The Mott Haven Oral History project exists to record, share, and amplify the stories and analysis of Mott Haven residents. We are working with and making meaning from these stories as we record them, doing this work together and in public, initially through our oral history walk and our first listening party. This website is a work in progress, another place to share stories as they are recorded. The first audience for this project is Mott Haven residents.

What is this project about?

People are talking a lot about how Mott Haven is changing these days, wondering if it will be “the next Williamsburg.” But Mott Haven, like any neighborhood, has always been changing. Longtime residents know that the Mott Haven of today, or even of five years ago, is not the same as the Mott Haven of the 1980s or early 1990s.

This project is about how Mott Haven changed over the past century, and especially the last 25-30 years, and how it is continuing to change.  We want to better understand how and why neighborhoods develop in different ways. We think that this knowledge can help people make decisions about development and participate in shaping their neighborhoods.

Right now the project is just getting started. In the first phase of it, we’re doing oral history interviews with people who have lived here for a long time, to find out what they know, what they think, and what they remember about life in Mott Haven over the past 90 years. We welcome ideas about how to do the research, who to talk to, what questions to ask, and ways to partner with other local people and organizations.
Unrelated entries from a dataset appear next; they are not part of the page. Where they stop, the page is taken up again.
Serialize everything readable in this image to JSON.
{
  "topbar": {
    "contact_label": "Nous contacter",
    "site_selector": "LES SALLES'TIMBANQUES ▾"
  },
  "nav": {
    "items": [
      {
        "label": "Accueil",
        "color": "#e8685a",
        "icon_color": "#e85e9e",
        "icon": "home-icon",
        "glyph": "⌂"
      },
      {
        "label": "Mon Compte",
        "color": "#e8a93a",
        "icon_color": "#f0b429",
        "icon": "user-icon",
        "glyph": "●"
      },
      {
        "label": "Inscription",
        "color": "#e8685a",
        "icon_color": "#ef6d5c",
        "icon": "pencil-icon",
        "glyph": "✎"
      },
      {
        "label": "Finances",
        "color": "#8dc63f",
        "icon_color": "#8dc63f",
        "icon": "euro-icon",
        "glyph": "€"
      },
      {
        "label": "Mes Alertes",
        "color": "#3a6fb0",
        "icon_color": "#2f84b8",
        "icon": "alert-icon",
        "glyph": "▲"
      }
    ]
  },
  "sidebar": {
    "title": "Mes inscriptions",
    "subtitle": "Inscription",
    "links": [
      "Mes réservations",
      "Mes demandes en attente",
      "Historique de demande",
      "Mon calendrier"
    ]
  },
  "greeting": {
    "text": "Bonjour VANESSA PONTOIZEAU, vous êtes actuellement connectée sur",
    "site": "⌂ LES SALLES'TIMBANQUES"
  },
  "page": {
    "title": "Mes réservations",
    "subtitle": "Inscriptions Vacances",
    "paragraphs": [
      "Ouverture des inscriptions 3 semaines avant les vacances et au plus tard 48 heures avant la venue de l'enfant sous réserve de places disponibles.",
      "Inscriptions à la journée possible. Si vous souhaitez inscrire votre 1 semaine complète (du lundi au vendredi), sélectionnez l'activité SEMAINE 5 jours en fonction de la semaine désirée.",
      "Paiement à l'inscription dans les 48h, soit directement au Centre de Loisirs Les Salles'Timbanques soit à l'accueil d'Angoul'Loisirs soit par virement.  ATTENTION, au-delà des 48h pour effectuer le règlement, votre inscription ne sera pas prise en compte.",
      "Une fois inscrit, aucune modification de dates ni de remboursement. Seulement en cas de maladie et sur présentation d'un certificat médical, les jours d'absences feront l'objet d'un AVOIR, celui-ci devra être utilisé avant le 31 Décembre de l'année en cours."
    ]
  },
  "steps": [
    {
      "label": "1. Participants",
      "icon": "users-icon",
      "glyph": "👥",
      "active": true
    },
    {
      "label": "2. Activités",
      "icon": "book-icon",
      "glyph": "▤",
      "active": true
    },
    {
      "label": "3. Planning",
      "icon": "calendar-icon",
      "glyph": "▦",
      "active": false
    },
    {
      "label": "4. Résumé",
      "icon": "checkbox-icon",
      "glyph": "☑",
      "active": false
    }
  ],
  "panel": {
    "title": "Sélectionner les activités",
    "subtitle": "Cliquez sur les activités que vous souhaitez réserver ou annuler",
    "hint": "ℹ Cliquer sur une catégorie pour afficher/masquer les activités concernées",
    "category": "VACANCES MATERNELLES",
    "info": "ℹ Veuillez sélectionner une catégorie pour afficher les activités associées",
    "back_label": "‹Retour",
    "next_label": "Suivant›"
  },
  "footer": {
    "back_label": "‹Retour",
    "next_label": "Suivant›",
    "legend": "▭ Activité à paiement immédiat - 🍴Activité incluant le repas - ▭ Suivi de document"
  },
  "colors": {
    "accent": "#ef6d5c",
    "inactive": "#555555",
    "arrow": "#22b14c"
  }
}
There are a bunch of different ways to participate in this project, from helping to develop ideas or getting others involved to being interviewed.

Who started this project?

Amy Starecheski is an oral historian and cultural anthropologist who has lived in Mott Haven, as a renter on 139th Street, since 2001. She started conducting oral histories with long-time residents in 2007, and in 2017 began working on this project.



Get involved


There are lots of ways to get involved – suggest someone to be interviewed, volunteer to be interviewed, interview a friend, share your old photos, work on making stories out of the interviews, suggest a way they could be useful, try out the oral history walk. Tell us what you think!

We are especially looking right now for

  • people who have lived here for a long time
  • people who live in public housing
  • people who live in newer row houses built since 1990
  • people who can speak about the work of the Young Lords in Mott Haven